Andrew Luck is the quarterback I want this year, and I’m willing to spend a pick on him if I’m drafting with a zero strategy. He was a fantasy darling before his shoulder injury, then everyone was nervous he wouldn’t come back as the same guy, but he finished as the QB2. In his last four healthy seasons, he hasn’t finished worse than QB5.
I wanted to get a mid-level tight end since I missed out earlier, but the pick analyzer on FantasyPros told me there was a 71% chance Evan Engram would be available at my next pick, so I took Mark Ingram to add a fifth potential starting running back to my team. Engram shined as a rookie when all the receivers around him went down with injuries. It won’t be the same scenario in 2019 with a healthy Sterling Shepard and Golden Tate, but the departure of Odell Beckham Jr. should vastly increase his opportunity.
8.09 – Golden Tate (WR – NYG)
9.04 – Christian Kirk (WR – ARI)
10.09 – Keke Coutee (WR – HOU)
11.04 – N’Keal Harry (WR – NE)
I may have waited one round too late to pick my first wide receiver, but I’m not too disappointed with this squad given how the rest of my team looks. The guy I was actually most excited to get here was N’Keal Harry. He was a top-three rookie wide receiver for me before the draft, and then he landed with Tom Brady in New England. The Patriots drafted him with their first-round pick and I expect him to fill a huge void in their receiving game left by Rob Gronkowski and, to a lesser extent, Josh Gordon. The Patriots did not have a typical “X” receiver on the team and it looks like the starting job is Harry’s to lose.
12.09 – Ronald Jones (RB – TB)
13.04 – Tyrell Williams (WR – OAK)
14.09 – Ben Roethlisberger (QB – PIT)
Ronald Jones started off his career with an abysmal 1.9 YPC on 23 carries as a rookie. However, the Bucs used an early second-round pick on him in 2018 and I don’t think they are giving up on him yet. It’s still not that difficult to win the starting job in Tampa.
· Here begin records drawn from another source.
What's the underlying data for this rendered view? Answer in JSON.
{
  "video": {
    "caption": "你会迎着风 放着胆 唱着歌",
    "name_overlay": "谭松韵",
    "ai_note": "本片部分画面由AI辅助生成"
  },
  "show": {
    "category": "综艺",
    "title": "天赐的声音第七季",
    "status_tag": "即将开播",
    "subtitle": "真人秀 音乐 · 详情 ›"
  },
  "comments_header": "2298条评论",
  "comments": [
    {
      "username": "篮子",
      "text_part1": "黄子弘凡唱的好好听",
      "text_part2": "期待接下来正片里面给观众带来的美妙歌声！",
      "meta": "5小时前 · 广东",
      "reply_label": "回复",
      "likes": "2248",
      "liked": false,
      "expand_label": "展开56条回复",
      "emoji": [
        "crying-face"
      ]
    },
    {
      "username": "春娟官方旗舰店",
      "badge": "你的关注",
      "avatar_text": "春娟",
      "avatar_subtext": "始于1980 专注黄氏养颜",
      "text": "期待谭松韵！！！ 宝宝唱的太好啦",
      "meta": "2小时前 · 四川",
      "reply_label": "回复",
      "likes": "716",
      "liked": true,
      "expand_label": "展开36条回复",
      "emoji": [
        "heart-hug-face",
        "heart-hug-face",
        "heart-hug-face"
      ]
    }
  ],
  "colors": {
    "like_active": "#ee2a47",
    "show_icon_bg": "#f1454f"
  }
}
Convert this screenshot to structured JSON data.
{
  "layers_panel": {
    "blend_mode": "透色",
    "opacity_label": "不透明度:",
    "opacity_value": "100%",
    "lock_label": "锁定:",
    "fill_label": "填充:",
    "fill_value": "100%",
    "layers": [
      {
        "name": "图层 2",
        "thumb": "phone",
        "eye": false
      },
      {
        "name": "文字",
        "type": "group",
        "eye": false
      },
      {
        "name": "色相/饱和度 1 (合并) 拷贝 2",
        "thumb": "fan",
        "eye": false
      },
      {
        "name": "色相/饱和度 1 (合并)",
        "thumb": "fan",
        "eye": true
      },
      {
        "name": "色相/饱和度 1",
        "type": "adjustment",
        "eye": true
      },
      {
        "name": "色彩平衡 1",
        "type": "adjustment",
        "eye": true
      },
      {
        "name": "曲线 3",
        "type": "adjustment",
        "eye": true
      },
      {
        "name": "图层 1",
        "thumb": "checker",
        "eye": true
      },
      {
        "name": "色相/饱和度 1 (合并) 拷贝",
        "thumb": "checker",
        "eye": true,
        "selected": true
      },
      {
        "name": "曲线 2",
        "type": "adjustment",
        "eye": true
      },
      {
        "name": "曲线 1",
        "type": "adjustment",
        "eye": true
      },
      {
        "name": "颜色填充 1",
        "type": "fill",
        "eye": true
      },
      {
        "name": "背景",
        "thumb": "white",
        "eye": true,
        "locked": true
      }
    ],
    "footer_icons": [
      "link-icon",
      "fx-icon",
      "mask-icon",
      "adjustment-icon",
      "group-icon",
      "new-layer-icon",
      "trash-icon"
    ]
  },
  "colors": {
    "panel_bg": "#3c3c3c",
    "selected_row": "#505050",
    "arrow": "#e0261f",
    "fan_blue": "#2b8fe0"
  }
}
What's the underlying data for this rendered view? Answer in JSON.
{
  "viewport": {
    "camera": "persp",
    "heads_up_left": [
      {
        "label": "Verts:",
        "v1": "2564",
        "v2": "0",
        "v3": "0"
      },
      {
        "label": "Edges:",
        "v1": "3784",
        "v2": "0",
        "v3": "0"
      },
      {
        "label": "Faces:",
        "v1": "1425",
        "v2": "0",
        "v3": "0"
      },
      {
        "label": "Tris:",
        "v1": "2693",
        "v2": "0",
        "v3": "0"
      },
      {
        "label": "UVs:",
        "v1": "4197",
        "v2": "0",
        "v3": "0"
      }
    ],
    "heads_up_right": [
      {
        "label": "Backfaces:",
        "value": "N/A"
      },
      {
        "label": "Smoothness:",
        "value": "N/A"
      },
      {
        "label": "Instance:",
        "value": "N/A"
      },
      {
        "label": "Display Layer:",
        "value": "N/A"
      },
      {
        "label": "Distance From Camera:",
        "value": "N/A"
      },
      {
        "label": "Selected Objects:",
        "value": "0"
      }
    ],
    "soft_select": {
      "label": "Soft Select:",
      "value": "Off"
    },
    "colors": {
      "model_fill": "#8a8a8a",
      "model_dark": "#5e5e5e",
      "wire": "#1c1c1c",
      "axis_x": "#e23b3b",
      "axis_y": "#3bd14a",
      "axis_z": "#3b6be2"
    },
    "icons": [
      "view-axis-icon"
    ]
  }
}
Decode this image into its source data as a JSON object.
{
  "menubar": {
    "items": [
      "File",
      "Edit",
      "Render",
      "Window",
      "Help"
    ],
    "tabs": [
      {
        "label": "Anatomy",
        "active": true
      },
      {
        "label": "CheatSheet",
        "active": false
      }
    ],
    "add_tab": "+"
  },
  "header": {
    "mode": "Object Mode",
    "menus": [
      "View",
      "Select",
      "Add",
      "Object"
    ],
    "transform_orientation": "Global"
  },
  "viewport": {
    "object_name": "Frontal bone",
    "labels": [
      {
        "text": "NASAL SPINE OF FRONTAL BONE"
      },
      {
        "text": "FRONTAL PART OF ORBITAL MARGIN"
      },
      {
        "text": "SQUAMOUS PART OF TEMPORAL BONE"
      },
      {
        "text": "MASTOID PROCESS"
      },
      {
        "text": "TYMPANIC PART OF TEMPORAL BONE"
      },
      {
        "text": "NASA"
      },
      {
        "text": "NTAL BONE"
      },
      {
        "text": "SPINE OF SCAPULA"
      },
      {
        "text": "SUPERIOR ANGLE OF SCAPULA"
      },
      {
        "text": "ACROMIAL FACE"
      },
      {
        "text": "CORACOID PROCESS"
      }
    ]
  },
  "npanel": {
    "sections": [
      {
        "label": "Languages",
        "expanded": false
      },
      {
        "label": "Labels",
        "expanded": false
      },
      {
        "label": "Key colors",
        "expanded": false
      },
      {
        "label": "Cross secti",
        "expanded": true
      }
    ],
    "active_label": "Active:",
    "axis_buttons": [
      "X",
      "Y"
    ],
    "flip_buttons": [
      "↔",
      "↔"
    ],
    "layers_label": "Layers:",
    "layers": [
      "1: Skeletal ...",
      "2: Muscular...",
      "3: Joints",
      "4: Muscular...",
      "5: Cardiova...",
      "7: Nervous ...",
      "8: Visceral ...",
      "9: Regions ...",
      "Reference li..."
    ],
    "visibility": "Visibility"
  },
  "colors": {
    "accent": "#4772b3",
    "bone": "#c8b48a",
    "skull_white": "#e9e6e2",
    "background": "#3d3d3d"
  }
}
Tyrell Williams could be a steal in the 13th round as wide receivers starting across from Antonio Brown generally benefit from the attention he draws.
Overall, the Draft Wizard gave me an A (95) on this mock and I’m happy with it. My receivers are obviously weak, but that’s the point. There should be enough points added by the rest of my team to pick up the slack of my receivers, and if not, I’m set up perfectly to field trade offers. With potentially five starting level running backs, at least one or two are expendable, and it shouldn’t be too hard to find a leaguemate who could use one.